New Year's Day flames out in peach, pink, and periwinkle. The evening air is full of the scent of snow, woodsmoke, and savoury dinner as I step onto my porch to watch the repose of the day. Inside, candles and fresh tulips nod their cheer as the five o'clock greyness rolls over the foothills.
I love winter and fresh starts. I love being up in the frosty night to greet the new day and year with fireworks. I love bright sun spilling in my window and waking eyes, church bells tumbling me out of bed, and the brisk walk to worship. I love blank pages waiting to be filled and new years feeling hopeful in the face of the unknown. At any other time of year, the unknown has a way of frightening me a bit; but at the beginning of the year, the unknown is exhilarating. My expectations are much more malleable in January than they are in June. In the crisp air I feel awake and ready for what God is going to bring. By the wilting heat of summer, I feel drowsy and resigned.
At the beginning of things there is life and energy and optimism, and those are needed to propel us into another year. The New Year opens in the midst of Christmastide, when the Candle keeping the dark at bay has come—He is the hope of Easter redemption. Winter is dear to me with its variegated grey clouds, heaps of snow around dried grasses, chipper little birds piping their carols, bare branches stark and striking against the stars; its sharp, pure air breathed out in little puffs, in warm fuzzy slippers, copious pots of tea, stew simmering on the stove, hot bread all flaky from the oven. . .Winter is joyous.

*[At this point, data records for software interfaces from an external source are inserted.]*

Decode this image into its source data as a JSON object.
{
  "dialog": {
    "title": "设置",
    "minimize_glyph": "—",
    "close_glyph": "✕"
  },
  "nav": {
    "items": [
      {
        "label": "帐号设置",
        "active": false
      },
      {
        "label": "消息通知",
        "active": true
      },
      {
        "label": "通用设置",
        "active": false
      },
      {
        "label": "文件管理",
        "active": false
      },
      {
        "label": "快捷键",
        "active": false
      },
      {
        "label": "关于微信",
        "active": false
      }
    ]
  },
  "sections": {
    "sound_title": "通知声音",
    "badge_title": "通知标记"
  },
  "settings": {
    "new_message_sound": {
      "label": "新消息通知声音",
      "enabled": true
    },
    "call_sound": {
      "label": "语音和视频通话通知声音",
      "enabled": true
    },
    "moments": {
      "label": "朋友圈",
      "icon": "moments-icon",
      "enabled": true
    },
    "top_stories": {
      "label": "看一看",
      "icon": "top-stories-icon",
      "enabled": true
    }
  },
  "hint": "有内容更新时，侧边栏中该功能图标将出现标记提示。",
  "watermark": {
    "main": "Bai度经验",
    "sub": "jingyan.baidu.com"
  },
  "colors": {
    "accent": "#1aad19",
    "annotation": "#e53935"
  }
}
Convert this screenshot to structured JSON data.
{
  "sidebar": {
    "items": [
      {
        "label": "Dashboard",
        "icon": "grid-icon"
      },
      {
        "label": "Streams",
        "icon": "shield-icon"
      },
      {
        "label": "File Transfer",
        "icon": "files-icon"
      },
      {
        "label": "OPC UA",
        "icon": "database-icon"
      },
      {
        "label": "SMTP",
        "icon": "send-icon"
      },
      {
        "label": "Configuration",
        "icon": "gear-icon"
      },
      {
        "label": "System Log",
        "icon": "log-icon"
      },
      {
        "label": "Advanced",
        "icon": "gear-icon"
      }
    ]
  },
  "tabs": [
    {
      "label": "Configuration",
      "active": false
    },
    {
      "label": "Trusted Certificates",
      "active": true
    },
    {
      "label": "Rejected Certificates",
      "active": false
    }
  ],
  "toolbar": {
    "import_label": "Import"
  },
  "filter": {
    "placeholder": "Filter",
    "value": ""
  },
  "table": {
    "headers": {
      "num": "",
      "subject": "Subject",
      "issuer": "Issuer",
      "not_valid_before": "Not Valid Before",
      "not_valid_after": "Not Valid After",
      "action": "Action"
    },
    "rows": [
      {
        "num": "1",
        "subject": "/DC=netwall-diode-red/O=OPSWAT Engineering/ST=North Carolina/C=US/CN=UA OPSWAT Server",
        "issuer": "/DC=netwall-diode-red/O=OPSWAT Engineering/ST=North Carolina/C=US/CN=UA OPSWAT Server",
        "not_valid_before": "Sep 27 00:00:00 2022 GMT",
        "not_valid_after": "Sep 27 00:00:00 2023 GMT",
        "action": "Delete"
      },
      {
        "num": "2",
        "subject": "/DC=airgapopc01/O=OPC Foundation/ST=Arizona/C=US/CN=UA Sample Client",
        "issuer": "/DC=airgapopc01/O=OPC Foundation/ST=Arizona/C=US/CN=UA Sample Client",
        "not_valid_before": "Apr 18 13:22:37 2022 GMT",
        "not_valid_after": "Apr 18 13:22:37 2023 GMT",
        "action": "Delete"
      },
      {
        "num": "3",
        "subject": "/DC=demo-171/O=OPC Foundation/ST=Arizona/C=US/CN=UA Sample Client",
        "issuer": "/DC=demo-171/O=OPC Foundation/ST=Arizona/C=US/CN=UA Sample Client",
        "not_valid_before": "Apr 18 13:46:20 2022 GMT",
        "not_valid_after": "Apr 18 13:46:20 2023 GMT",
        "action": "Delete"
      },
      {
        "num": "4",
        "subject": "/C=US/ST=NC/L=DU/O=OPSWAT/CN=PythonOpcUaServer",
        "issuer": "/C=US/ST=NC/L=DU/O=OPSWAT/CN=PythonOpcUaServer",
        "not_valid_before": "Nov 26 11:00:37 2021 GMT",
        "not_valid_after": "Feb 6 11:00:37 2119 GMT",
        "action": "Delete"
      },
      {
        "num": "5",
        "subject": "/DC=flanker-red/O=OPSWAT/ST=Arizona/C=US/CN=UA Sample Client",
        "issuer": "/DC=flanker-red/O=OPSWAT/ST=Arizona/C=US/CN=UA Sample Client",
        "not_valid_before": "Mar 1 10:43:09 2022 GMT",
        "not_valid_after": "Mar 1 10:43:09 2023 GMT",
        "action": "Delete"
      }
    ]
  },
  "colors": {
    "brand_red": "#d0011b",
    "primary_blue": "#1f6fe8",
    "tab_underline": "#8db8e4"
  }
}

Winter is both the cosiest and the most invigorating season. No wonder our fresh start comes just days after the winter solstice and the "dawn of redeeming grace" of the Incarnation. There is something comforting about God slipping into flesh, becoming vulnerable and subject to want, need, and humanity. Yet there is something enlivening, exciting about it, too. Dawn has pushed back those grey skies with honey-coloured sunlight and sharp air in our lungs. There is hope that the Light—whether of day or of moon and stars—will illuminate our path. That the Light will guide us into His ways.
As I scrambled out of bed this morning I felt inspired, awake. The bells beckoned me to tread the icy path to the little white church around the bend. There my eyes were greeted by life-sized shepherds, wise men, and the Holy Family. I smiled, glad to see them back, as they had been vandalised a couple of Christmases ago. I sneaked in on the opening hymn, my three-year-old niece's favourite song: Joy to the World! I was totally unprepared for the garlands of greenery, the woodland pine and branches, the red berries, and a huge live tree covered in poinsettias and lights. The clean plaster walls looked merry, as did the gentleman I joined in the pew. My winded voice sang out, "Repeat the sounding joy!" and we did. In the Eucharist, like the angels told the shepherds, and the shepherds told everyone about the baby in the feeding trough, we repeated the resounding, reverberating joy that God became flesh and tabernacled among us—that our redemption is nigh.